Start of Dataset content

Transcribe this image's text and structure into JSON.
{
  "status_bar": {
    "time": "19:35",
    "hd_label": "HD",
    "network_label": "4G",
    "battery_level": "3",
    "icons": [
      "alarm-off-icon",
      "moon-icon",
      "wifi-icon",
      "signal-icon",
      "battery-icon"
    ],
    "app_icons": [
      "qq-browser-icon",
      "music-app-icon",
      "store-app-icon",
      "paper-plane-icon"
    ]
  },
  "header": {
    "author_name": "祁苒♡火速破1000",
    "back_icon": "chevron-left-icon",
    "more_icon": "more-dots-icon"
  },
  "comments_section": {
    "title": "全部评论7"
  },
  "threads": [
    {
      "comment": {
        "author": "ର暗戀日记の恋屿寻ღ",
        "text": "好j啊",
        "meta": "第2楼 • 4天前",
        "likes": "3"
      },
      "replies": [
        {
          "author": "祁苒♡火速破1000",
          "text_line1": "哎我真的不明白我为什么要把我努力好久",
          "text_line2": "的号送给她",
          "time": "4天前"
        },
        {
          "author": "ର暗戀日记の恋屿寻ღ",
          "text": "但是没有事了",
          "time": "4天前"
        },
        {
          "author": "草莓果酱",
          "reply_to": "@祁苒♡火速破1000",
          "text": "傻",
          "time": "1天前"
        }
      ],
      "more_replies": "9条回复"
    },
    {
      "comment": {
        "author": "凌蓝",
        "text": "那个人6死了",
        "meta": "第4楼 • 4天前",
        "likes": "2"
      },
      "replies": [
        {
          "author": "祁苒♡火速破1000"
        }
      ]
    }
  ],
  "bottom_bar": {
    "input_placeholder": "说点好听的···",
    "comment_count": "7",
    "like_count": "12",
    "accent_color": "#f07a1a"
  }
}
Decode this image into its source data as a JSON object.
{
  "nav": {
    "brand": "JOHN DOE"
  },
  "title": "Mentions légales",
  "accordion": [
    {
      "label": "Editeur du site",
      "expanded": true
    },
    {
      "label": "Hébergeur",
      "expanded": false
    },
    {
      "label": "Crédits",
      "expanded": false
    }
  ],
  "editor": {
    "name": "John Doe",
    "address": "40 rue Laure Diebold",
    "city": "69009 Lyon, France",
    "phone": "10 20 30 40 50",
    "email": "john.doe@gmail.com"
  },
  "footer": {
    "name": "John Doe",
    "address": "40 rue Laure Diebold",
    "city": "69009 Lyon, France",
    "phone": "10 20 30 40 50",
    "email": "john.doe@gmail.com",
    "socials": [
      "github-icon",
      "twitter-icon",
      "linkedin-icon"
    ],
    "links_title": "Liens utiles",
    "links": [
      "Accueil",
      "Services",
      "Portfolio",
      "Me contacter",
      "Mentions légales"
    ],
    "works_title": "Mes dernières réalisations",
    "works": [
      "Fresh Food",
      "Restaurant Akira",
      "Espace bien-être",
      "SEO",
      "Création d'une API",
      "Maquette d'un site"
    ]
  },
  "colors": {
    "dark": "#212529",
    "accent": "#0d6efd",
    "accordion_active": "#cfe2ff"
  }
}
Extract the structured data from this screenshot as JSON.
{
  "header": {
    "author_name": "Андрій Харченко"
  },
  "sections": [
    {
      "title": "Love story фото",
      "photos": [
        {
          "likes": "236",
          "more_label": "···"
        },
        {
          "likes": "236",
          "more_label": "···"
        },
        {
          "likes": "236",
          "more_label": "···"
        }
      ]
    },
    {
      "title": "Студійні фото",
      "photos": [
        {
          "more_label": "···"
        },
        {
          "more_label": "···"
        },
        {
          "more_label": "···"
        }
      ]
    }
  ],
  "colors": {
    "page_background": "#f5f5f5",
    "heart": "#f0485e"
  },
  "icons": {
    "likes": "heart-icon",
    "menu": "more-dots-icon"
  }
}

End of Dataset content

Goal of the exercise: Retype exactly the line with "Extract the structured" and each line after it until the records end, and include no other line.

Result:
Extract the structured data from this screenshot as JSON.
{
  "header": {
    "author_name": "Андрій Харченко"
  },
  "sections": [
    {
      "title": "Love story фото",
      "photos": [
        {
          "likes": "236",
          "more_label": "···"
        },
        {
          "likes": "236",
          "more_label": "···"
        },
        {
          "likes": "236",
          "more_label": "···"
        }
      ]
    },
    {
      "title": "Студійні фото",
      "photos": [
        {
          "more_label": "···"
        },
        {
          "more_label": "···"
        },
        {
          "more_label": "···"
        }
      ]
    }
  ],
  "colors": {
    "page_background": "#f5f5f5",
    "heart": "#f0485e"
  },
  "icons": {
    "likes": "heart-icon",
    "menu": "more-dots-icon"
  }
}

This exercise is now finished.